"Europain" as in, "Eurobread" is a world bakery, pastry, ice-cream, chocolate and confectionary trade show.  It is where you will find all equipment, ingredients, decoration and materials for a bakery/pastry/chocolate/confectionary industry.  Sounds crazy? It is.

Wednesday, 22 January 2014

My Favourite Patisserie

It all started once when I missed my stop.  But now I seem to miss my stop very often, and almost consciously too...

So I get out at Montparnasse and it's freezing cold and pissing down with rain. But all I want to do is go and check out my favourite little patisserie which is on my way home from Montparnasse, the wrong stop.  

Monday, 13 January 2014

Galette des Rois

"Galette des Rois" would be best described as a sweet pie made of puff pastry and filled with an almond cream.  It is traditionally eaten in order to celebrate the Epiphany (around the 6th of January.) Inside the galette a lucky charm is hidden (like a little toy made of ceramic) and whoever finds the charm becomes the king (or queen) and can wear a crown in honour.
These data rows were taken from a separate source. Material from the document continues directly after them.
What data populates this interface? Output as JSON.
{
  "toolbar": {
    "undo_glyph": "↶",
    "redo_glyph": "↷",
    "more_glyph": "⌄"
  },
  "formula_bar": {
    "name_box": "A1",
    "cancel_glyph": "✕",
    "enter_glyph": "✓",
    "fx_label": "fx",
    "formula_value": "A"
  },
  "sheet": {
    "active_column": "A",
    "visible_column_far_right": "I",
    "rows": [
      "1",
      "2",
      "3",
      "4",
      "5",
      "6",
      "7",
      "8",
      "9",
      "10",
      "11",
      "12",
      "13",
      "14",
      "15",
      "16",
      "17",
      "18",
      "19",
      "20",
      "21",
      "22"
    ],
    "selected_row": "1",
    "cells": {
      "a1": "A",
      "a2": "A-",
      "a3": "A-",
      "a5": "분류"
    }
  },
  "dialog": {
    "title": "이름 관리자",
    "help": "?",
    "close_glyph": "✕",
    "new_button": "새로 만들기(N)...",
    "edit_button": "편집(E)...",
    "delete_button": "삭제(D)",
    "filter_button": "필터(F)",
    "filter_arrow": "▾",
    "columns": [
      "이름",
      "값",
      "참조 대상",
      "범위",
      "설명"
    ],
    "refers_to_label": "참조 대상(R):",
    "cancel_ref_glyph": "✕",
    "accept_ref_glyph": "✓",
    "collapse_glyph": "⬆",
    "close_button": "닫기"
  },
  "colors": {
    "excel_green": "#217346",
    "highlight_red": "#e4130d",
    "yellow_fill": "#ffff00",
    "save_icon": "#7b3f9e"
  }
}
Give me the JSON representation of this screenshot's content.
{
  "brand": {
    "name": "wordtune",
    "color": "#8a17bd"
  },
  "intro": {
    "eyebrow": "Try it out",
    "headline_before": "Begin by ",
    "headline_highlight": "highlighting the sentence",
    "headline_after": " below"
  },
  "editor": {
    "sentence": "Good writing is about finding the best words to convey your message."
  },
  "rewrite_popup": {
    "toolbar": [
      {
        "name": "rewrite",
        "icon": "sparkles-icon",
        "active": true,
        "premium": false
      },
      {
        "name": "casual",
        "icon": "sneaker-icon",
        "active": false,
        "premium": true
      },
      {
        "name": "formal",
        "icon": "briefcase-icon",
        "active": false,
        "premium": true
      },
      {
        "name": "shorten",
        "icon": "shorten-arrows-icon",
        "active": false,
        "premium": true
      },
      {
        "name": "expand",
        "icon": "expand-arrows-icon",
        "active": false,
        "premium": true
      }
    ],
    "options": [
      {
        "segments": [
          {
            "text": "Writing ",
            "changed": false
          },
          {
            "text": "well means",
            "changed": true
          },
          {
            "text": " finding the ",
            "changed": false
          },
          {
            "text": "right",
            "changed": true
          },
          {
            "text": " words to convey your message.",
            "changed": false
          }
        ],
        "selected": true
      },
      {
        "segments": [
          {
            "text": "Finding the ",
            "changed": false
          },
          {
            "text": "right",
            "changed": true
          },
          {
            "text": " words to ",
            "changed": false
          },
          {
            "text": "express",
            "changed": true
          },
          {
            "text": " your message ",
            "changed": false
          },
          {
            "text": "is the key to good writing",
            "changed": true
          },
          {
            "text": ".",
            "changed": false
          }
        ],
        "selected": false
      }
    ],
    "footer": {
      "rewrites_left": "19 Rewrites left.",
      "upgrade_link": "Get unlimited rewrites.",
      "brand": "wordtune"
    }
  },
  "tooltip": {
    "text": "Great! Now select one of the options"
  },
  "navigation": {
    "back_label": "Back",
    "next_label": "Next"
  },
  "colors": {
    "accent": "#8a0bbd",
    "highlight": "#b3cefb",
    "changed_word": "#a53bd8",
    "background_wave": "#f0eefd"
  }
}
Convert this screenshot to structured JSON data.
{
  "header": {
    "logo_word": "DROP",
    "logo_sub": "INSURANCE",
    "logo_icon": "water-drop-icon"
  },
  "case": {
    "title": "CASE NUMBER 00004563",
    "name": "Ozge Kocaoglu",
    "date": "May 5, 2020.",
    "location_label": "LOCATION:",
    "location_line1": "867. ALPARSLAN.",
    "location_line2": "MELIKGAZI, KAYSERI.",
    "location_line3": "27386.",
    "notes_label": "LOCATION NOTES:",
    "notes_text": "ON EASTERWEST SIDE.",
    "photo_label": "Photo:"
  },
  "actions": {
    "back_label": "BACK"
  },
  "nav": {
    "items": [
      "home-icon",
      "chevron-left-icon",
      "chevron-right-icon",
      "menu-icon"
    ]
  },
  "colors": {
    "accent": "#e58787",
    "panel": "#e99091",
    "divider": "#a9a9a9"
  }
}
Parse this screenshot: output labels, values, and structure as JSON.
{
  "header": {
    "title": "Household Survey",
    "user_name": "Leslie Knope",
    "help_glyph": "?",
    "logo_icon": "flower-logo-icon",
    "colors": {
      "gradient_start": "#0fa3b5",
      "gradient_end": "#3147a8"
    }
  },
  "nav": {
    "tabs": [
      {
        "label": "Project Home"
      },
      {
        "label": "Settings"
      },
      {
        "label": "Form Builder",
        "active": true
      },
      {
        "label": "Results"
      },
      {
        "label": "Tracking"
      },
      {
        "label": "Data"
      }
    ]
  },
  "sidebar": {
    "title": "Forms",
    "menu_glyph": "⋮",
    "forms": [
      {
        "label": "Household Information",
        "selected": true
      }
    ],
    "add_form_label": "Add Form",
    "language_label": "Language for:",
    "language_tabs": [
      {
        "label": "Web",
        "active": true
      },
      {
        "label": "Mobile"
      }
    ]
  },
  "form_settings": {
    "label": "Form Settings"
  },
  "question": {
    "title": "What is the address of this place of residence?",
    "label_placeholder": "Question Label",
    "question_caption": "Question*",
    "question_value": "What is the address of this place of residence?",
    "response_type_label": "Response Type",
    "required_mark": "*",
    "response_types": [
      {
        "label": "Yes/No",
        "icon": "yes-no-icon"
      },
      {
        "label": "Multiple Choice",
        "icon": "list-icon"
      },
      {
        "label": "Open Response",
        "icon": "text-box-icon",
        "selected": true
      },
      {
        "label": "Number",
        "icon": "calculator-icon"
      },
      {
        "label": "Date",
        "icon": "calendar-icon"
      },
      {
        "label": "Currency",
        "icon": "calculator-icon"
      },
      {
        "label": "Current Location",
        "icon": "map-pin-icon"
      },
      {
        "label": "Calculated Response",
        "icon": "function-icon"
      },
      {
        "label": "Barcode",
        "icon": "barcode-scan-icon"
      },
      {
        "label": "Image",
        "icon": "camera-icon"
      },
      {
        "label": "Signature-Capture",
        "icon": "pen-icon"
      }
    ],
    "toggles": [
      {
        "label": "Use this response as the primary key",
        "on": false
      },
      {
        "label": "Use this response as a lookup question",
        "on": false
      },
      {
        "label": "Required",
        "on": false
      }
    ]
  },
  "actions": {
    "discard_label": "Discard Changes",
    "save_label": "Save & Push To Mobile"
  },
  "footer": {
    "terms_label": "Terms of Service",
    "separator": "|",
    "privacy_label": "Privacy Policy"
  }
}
The galette is cut into slices and the youngest member of the family goes under the table.  The adult calls the child "pour qui ça?" ("who's this for?") and the child responds by appointing slice after slice until all are distributed.  As the child is under the table the adult finds the charm and reserves it for the child. So when the child finds his charm he is excited to wear the crown and feels lucky, yet somehow he seems to get it every year..:)

I have been making this galette for the past two weeks at work.  It is post- Christmas season, it is now "galette" season.  All other patisseries have been postponed for the time being. 

(no longer making chocolate truffles- the season is over.)

The galettes are made as so:  

the almond cream is evenly distributed on the base layer of pastry.

**Many galettes are made with "frangipane," however I believe that "creme d'amande" is better.  Frangipane is simply "creme d'amande" with "creme patissiere" added to it.  It is cheaper to produce since there is less almond.  **

The lucky charm is placed inside.  Water is painted around the edges in order for the upper layer to stick.

The galette is then closed with the upper layer and using a knife re-sealed together.  

All photos are taken at Maison Landemaine.